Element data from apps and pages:
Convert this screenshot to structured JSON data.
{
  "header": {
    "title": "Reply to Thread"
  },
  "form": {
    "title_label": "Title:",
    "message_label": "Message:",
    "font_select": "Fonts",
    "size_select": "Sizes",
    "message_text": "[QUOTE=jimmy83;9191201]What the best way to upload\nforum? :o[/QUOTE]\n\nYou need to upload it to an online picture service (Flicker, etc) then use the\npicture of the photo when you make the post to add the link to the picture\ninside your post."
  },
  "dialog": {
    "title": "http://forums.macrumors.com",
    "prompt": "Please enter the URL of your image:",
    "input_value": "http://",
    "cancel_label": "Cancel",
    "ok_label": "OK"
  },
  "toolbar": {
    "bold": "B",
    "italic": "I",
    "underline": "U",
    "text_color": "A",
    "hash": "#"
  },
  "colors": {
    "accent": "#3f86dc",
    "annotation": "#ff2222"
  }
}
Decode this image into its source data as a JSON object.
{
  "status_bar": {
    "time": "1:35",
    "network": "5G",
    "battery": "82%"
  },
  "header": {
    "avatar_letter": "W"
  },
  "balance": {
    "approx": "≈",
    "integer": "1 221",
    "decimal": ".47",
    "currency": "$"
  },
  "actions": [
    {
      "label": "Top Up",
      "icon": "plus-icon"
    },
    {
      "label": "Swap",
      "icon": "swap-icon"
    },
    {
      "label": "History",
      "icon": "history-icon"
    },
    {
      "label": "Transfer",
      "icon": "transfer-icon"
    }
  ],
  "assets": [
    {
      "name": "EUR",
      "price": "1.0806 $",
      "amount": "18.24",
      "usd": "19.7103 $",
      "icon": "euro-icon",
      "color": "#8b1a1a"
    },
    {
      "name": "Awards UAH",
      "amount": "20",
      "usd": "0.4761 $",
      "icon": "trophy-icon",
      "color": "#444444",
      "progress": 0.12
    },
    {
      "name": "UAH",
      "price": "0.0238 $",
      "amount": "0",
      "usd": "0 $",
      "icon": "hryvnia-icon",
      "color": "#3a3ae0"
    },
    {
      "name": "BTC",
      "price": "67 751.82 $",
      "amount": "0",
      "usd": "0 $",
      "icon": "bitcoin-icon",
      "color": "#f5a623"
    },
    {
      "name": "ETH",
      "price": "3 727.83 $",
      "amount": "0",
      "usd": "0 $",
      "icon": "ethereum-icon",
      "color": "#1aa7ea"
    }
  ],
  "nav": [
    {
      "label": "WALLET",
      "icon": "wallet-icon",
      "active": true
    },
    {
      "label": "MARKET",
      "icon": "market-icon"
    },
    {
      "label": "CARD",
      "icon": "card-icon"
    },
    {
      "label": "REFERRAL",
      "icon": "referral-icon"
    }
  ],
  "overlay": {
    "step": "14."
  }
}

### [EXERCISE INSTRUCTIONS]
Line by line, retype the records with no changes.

### [RESPONSE TO THE EXERCISE]
Convert this screenshot to structured JSON data.
{
  "header": {
    "title": "Reply to Thread"
  },
  "form": {
    "title_label": "Title:",
    "message_label": "Message:",
    "font_select": "Fonts",
    "size_select": "Sizes",
    "message_text": "[QUOTE=jimmy83;9191201]What the best way to upload\nforum? :o[/QUOTE]\n\nYou need to upload it to an online picture service (Flicker, etc) then use the\npicture of the photo when you make the post to add the link to the picture\ninside your post."
  },
  "dialog": {
    "title": "http://forums.macrumors.com",
    "prompt": "Please enter the URL of your image:",
    "input_value": "http://",
    "cancel_label": "Cancel",
    "ok_label": "OK"
  },
  "toolbar": {
    "bold": "B",
    "italic": "I",
    "underline": "U",
    "text_color": "A",
    "hash": "#"
  },
  "colors": {
    "accent": "#3f86dc",
    "annotation": "#ff2222"
  }
}
Decode this image into its source data as a JSON object.
{
  "status_bar": {
    "time": "1:35",
    "network": "5G",
    "battery": "82%"
  },
  "header": {
    "avatar_letter": "W"
  },
  "balance": {
    "approx": "≈",
    "integer": "1 221",
    "decimal": ".47",
    "currency": "$"
  },
  "actions": [
    {
      "label": "Top Up",
      "icon": "plus-icon"
    },
    {
      "label": "Swap",
      "icon": "swap-icon"
    },
    {
      "label": "History",
      "icon": "history-icon"
    },
    {
      "label": "Transfer",
      "icon": "transfer-icon"
    }
  ],
  "assets": [
    {
      "name": "EUR",
      "price": "1.0806 $",
      "amount": "18.24",
      "usd": "19.7103 $",
      "icon": "euro-icon",
      "color": "#8b1a1a"
    },
    {
      "name": "Awards UAH",
      "amount": "20",
      "usd": "0.4761 $",
      "icon": "trophy-icon",
      "color": "#444444",
      "progress": 0.12
    },
    {
      "name": "UAH",
      "price": "0.0238 $",
      "amount": "0",
      "usd": "0 $",
      "icon": "hryvnia-icon",
      "color": "#3a3ae0"
    },
    {
      "name": "BTC",
      "price": "67 751.82 $",
      "amount": "0",
      "usd": "0 $",
      "icon": "bitcoin-icon",
      "color": "#f5a623"
    },
    {
      "name": "ETH",
      "price": "3 727.83 $",
      "amount": "0",
      "usd": "0 $",
      "icon": "ethereum-icon",
      "color": "#1aa7ea"
    }
  ],
  "nav": [
    {
      "label": "WALLET",
      "icon": "wallet-icon",
      "active": true
    },
    {
      "label": "MARKET",
      "icon": "market-icon"
    },
    {
      "label": "CARD",
      "icon": "card-icon"
    },
    {
      "label": "REFERRAL",
      "icon": "referral-icon"
    }
  ],
  "overlay": {
    "step": "14."
  }
}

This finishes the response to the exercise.